[Data extracted from a collection]
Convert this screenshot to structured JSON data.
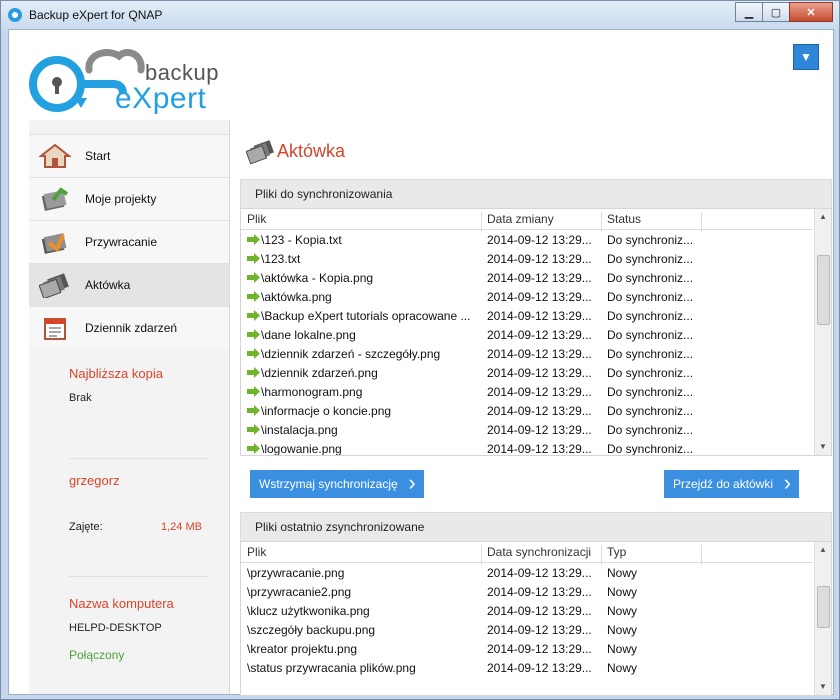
{
  "window": {
    "title": "Backup eXpert for QNAP",
    "minimize": "▁",
    "maximize": "▢",
    "close": "✕"
  },
  "logo": {
    "line1": "backup",
    "line2": "eXpert"
  },
  "menu_toggle": "▼",
  "sidebar": {
    "items": [
      {
        "label": "Start",
        "icon": "home-icon"
      },
      {
        "label": "Moje projekty",
        "icon": "projects-icon"
      },
      {
        "label": "Przywracanie",
        "icon": "restore-icon"
      },
      {
        "label": "Aktówka",
        "icon": "briefcase-icon",
        "active": true
      },
      {
        "label": "Dziennik zdarzeń",
        "icon": "event-log-icon"
      }
    ],
    "next_backup_label": "Najbliższa kopia",
    "next_backup_value": "Brak",
    "username": "grzegorz",
    "used_label": "Zajęte:",
    "used_value": "1,24 MB",
    "computer_label": "Nazwa komputera",
    "computer_value": "HELPD-DESKTOP",
    "connection_status": "Połączony"
  },
  "main": {
    "title": "Aktówka",
    "sync_panel": {
      "header": "Pliki do synchronizowania",
      "columns": [
        "Plik",
        "Data zmiany",
        "Status"
      ],
      "rows": [
        {
          "file": "\\123 - Kopia.txt",
          "date": "2014-09-12 13:29...",
          "status": "Do synchroniz..."
        },
        {
          "file": "\\123.txt",
          "date": "2014-09-12 13:29...",
          "status": "Do synchroniz..."
        },
        {
          "file": "\\aktówka - Kopia.png",
          "date": "2014-09-12 13:29...",
          "status": "Do synchroniz..."
        },
        {
          "file": "\\aktówka.png",
          "date": "2014-09-12 13:29...",
          "status": "Do synchroniz..."
        },
        {
          "file": "\\Backup eXpert tutorials opracowane ...",
          "date": "2014-09-12 13:29...",
          "status": "Do synchroniz..."
        },
        {
          "file": "\\dane lokalne.png",
          "date": "2014-09-12 13:29...",
          "status": "Do synchroniz..."
        },
        {
          "file": "\\dziennik zdarzeń - szczegóły.png",
          "date": "2014-09-12 13:29...",
          "status": "Do synchroniz..."
        },
        {
          "file": "\\dziennik zdarzeń.png",
          "date": "2014-09-12 13:29...",
          "status": "Do synchroniz..."
        },
        {
          "file": "\\harmonogram.png",
          "date": "2014-09-12 13:29...",
          "status": "Do synchroniz..."
        },
        {
          "file": "\\informacje o koncie.png",
          "date": "2014-09-12 13:29...",
          "status": "Do synchroniz..."
        },
        {
          "file": "\\instalacja.png",
          "date": "2014-09-12 13:29...",
          "status": "Do synchroniz..."
        },
        {
          "file": "\\logowanie.png",
          "date": "2014-09-12 13:29...",
          "status": "Do synchroniz..."
        }
      ],
      "pause_button": "Wstrzymaj synchronizację",
      "goto_button": "Przejdź do aktówki"
    },
    "recent_panel": {
      "header": "Pliki ostatnio zsynchronizowane",
      "columns": [
        "Plik",
        "Data synchronizacji",
        "Typ"
      ],
      "rows": [
        {
          "file": "\\przywracanie.png",
          "date": "2014-09-12 13:29...",
          "type": "Nowy"
        },
        {
          "file": "\\przywracanie2.png",
          "date": "2014-09-12 13:29...",
          "type": "Nowy"
        },
        {
          "file": "\\klucz użytkwonika.png",
          "date": "2014-09-12 13:29...",
          "type": "Nowy"
        },
        {
          "file": "\\szczegóły backupu.png",
          "date": "2014-09-12 13:29...",
          "type": "Nowy"
        },
        {
          "file": "\\kreator projektu.png",
          "date": "2014-09-12 13:29...",
          "type": "Nowy"
        },
        {
          "file": "\\status przywracania plików.png",
          "date": "2014-09-12 13:29...",
          "type": "Nowy"
        }
      ]
    }
  },
  "colors": {
    "accent": "#3b8fe0",
    "title_red": "#d9442a",
    "ok_green": "#4ca23a",
    "logo_blue": "#22a0e0"
  }
}
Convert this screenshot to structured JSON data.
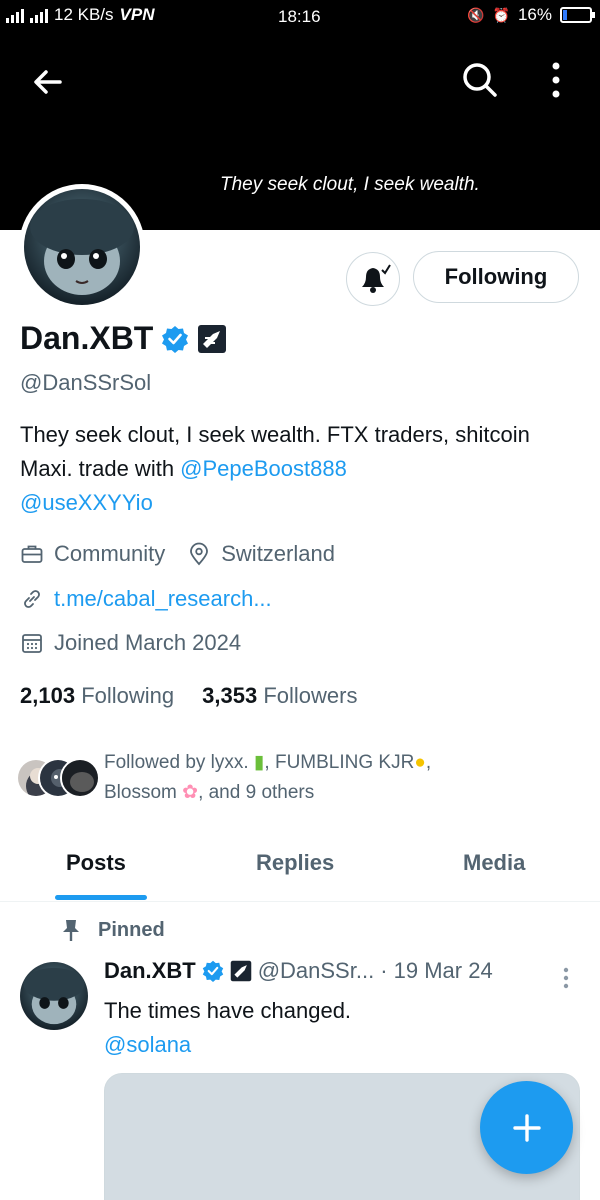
{
  "status_bar": {
    "net_speed": "12 KB/s",
    "vpn": "VPN",
    "time": "18:16",
    "battery": "16%",
    "battery_level": 0.16
  },
  "header": {
    "banner_text": "They seek clout, I seek wealth."
  },
  "actions": {
    "following_label": "Following"
  },
  "profile": {
    "display_name": "Dan.XBT",
    "handle": "@DanSSrSol",
    "bio_text": "They seek clout, I seek wealth. FTX traders, shitcoin Maxi. trade with ",
    "bio_mention_1": "@PepeBoost888",
    "bio_mention_2": "@useXXYYio",
    "category": "Community",
    "location": "Switzerland",
    "website": "t.me/cabal_research...",
    "joined": "Joined March 2024",
    "following_count": "2,103",
    "following_label": "Following",
    "followers_count": "3,353",
    "followers_label": "Followers",
    "followed_by_prefix": "Followed by lyxx. ",
    "followed_by_name2": ", FUMBLING KJR",
    "followed_by_name3": "Blossom ",
    "followed_by_suffix": ", and 9 others"
  },
  "tabs": [
    {
      "label": "Posts",
      "active": true
    },
    {
      "label": "Replies",
      "active": false
    },
    {
      "label": "Media",
      "active": false
    }
  ],
  "post": {
    "pinned_label": "Pinned",
    "author": "Dan.XBT",
    "handle": "@DanSSr...",
    "date": "· 19 Mar 24",
    "text": "The times have changed.",
    "mention": "@solana"
  },
  "colors": {
    "accent": "#1d9bf0",
    "text_primary": "#0f1419",
    "text_secondary": "#536471"
  }
}
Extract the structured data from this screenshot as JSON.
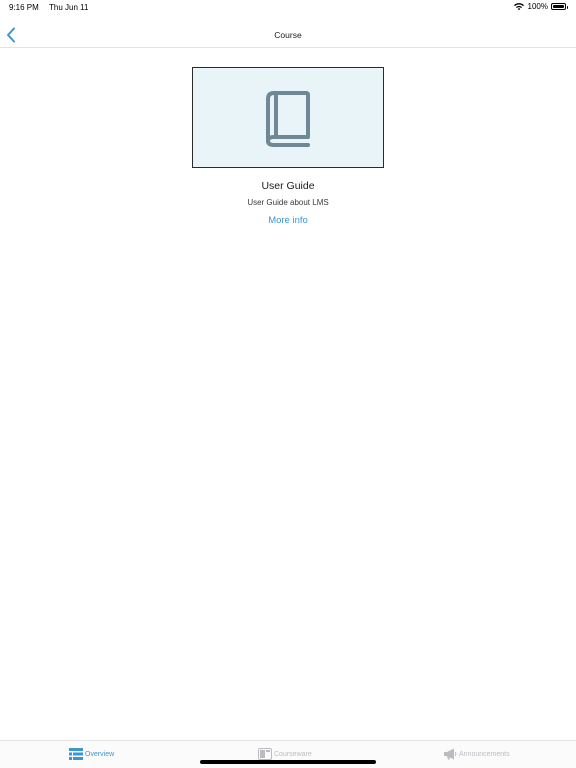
{
  "status_bar": {
    "time": "9:16 PM",
    "date": "Thu Jun 11",
    "battery": "100%",
    "battery_level": 1.0,
    "wifi_icon": "wifi-icon"
  },
  "nav": {
    "title": "Course",
    "back_icon": "chevron-left-icon"
  },
  "course": {
    "image_icon": "book-icon",
    "title": "User Guide",
    "description": "User Guide about LMS",
    "more_info": "More info"
  },
  "tabs": [
    {
      "label": "Overview",
      "icon": "list-icon",
      "active": true
    },
    {
      "label": "Courseware",
      "icon": "courseware-icon",
      "active": false
    },
    {
      "label": "Announcements",
      "icon": "megaphone-icon",
      "active": false
    }
  ],
  "colors": {
    "accent": "#3b96d2",
    "inactive": "#b9bcc1",
    "image_bg": "#e8f4f8",
    "book_icon": "#6e8896"
  }
}
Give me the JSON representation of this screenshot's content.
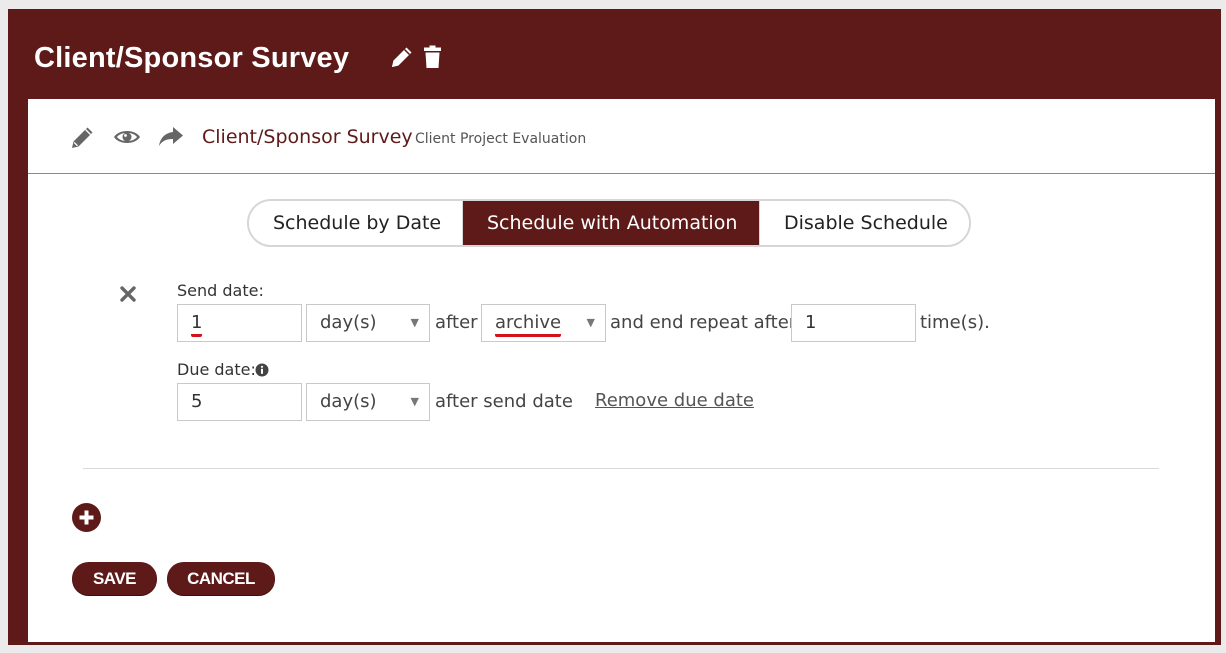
{
  "header": {
    "title": "Client/Sponsor Survey",
    "icons": [
      "pencil-icon",
      "trash-icon"
    ]
  },
  "subheader": {
    "icons": [
      "pencil-icon",
      "eye-icon",
      "share-arrow-icon"
    ],
    "survey_name": "Client/Sponsor Survey",
    "survey_subtitle": "Client Project Evaluation"
  },
  "schedule_tabs": [
    {
      "label": "Schedule by Date",
      "active": false
    },
    {
      "label": "Schedule with Automation",
      "active": true
    },
    {
      "label": "Disable Schedule",
      "active": false
    }
  ],
  "send_date": {
    "label": "Send date:",
    "amount": "1",
    "unit": "day(s)",
    "after_text": "after",
    "trigger": "archive",
    "repeat_text": "and end repeat after",
    "repeat_count": "1",
    "times_text": "time(s)."
  },
  "due_date": {
    "label": "Due date:",
    "amount": "5",
    "unit": "day(s)",
    "after_text": "after send date",
    "remove_link": "Remove due date"
  },
  "actions": {
    "save_label": "SAVE",
    "cancel_label": "CANCEL"
  },
  "colors": {
    "brand": "#5e1a18",
    "highlight_underline": "#d0121c"
  }
}
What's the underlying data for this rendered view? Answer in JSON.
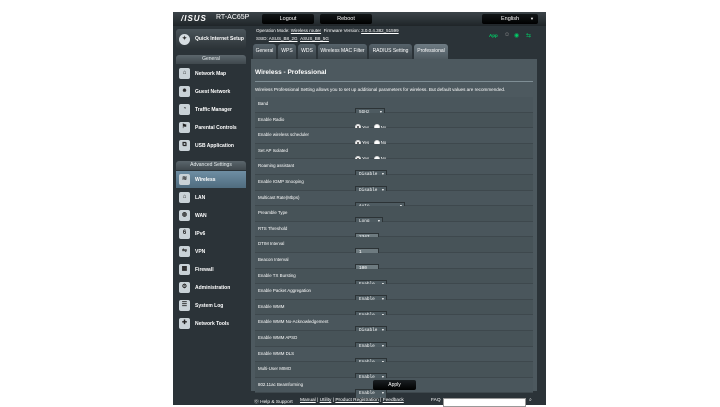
{
  "header": {
    "logo": "/ISUS",
    "model": "RT-AC65P",
    "logout": "Logout",
    "reboot": "Reboot",
    "language": "English",
    "op_mode_label": "Operation Mode:",
    "op_mode_value": "Wireless router",
    "fw_label": "Firmware Version:",
    "fw_value": "3.0.0.4.382_51599",
    "ssid_label": "SSID:",
    "ssid_1": "ASUS_B8_2G",
    "ssid_2": "ASUS_B8_5G",
    "app_label": "App"
  },
  "sidebar": {
    "quick_setup": "Quick Internet Setup",
    "general_head": "General",
    "general_items": [
      "Network Map",
      "Guest Network",
      "Traffic Manager",
      "Parental Controls",
      "USB Application"
    ],
    "advanced_head": "Advanced Settings",
    "advanced_items": [
      "Wireless",
      "LAN",
      "WAN",
      "IPv6",
      "VPN",
      "Firewall",
      "Administration",
      "System Log",
      "Network Tools"
    ]
  },
  "tabs": [
    "General",
    "WPS",
    "WDS",
    "Wireless MAC Filter",
    "RADIUS Setting",
    "Professional"
  ],
  "main": {
    "title": "Wireless - Professional",
    "description": "Wireless Professional Setting allows you to set up additional parameters for wireless. But default values are recommended.",
    "apply": "Apply",
    "yes": "Yes",
    "no": "No",
    "rows": [
      {
        "label": "Band",
        "type": "select",
        "value": "5GHz"
      },
      {
        "label": "Enable Radio",
        "type": "radio",
        "value": "Yes"
      },
      {
        "label": "Enable wireless scheduler",
        "type": "radio",
        "value": "Yes"
      },
      {
        "label": "Set AP Isolated",
        "type": "radio",
        "value": "Yes"
      },
      {
        "label": "Roaming assistant",
        "type": "select",
        "value": "Disable"
      },
      {
        "label": "Enable IGMP Snooping",
        "type": "select",
        "value": "Disable"
      },
      {
        "label": "Multicast Rate(Mbps)",
        "type": "select",
        "value": "Auto"
      },
      {
        "label": "Preamble Type",
        "type": "select",
        "value": "Long"
      },
      {
        "label": "RTS Threshold",
        "type": "text",
        "value": "2347"
      },
      {
        "label": "DTIM Interval",
        "type": "text",
        "value": "1"
      },
      {
        "label": "Beacon Interval",
        "type": "text",
        "value": "100"
      },
      {
        "label": "Enable TX Bursting",
        "type": "select",
        "value": "Enable"
      },
      {
        "label": "Enable Packet Aggregation",
        "type": "select",
        "value": "Enable"
      },
      {
        "label": "Enable WMM",
        "type": "select",
        "value": "Enable"
      },
      {
        "label": "Enable WMM No-Acknowledgement",
        "type": "select",
        "value": "Disable"
      },
      {
        "label": "Enable WMM APSD",
        "type": "select",
        "value": "Enable"
      },
      {
        "label": "Enable WMM DLS",
        "type": "select",
        "value": "Enable"
      },
      {
        "label": "Multi-User MIMO",
        "type": "select",
        "value": "Enable"
      },
      {
        "label": "802.11ac Beamforming",
        "type": "select",
        "value": "Enable"
      }
    ]
  },
  "footer": {
    "help": "Help & Support",
    "manual": "Manual",
    "utility": "Utility",
    "product_registration": "Product Registration",
    "feedback": "Feedback",
    "faq": "FAQ"
  }
}
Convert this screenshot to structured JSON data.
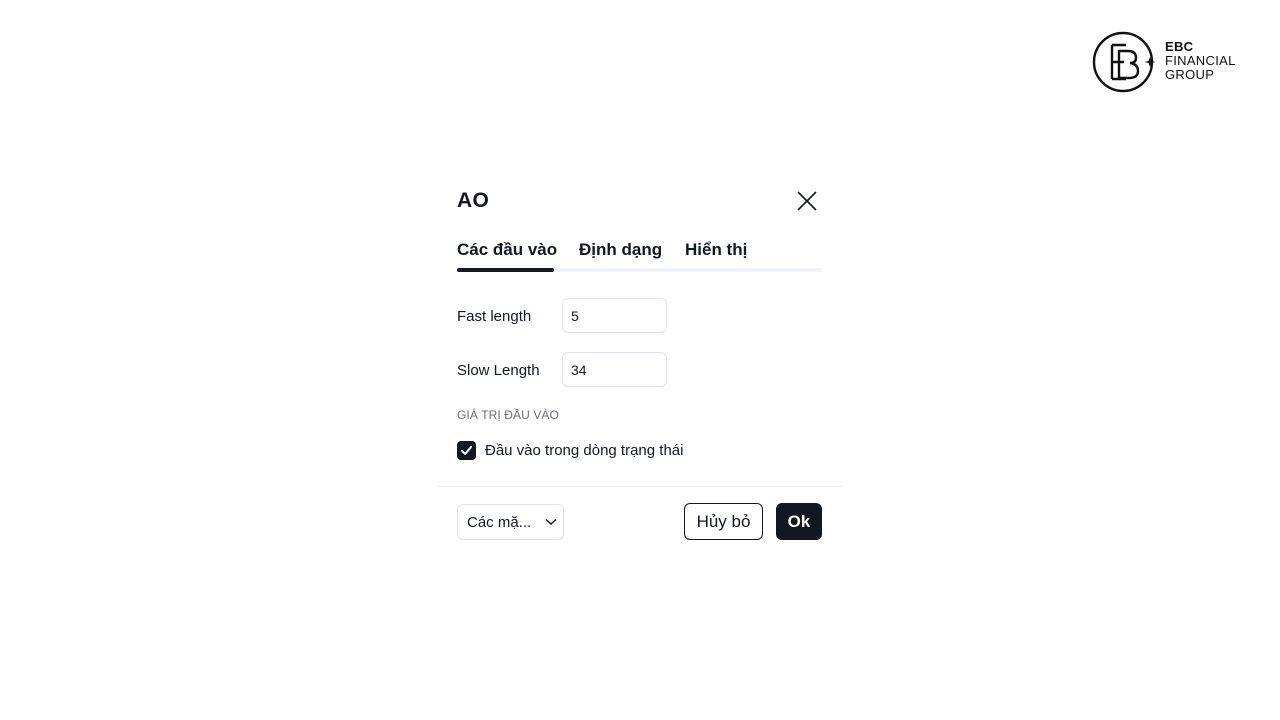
{
  "logo": {
    "line1": "EBC",
    "line2": "FINANCIAL",
    "line3": "GROUP",
    "icon": "ebc-logo-icon"
  },
  "dialog": {
    "title": "AO",
    "close_icon": "close-icon",
    "tabs": [
      {
        "label": "Các đầu vào",
        "active": true
      },
      {
        "label": "Định dạng",
        "active": false
      },
      {
        "label": "Hiển thị",
        "active": false
      }
    ],
    "fields": [
      {
        "label": "Fast length",
        "value": "5"
      },
      {
        "label": "Slow Length",
        "value": "34"
      }
    ],
    "section_label": "GIÁ TRỊ ĐẦU VÀO",
    "checkbox": {
      "label": "Đầu vào trong dòng trạng thái",
      "checked": true
    },
    "footer": {
      "select_value": "Các mặ...",
      "cancel_label": "Hủy bỏ",
      "ok_label": "Ok"
    }
  },
  "colors": {
    "text": "#131722",
    "border": "#e0e3eb",
    "accent": "#131722",
    "muted": "#6a6d78"
  }
}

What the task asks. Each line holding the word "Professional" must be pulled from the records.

Expected answer.
    "Professional"
    "title": "Wireless - Professional",
    "description": "Wireless Professional Setting allows you to set up additional parameters for wireless. But default values are recommended.",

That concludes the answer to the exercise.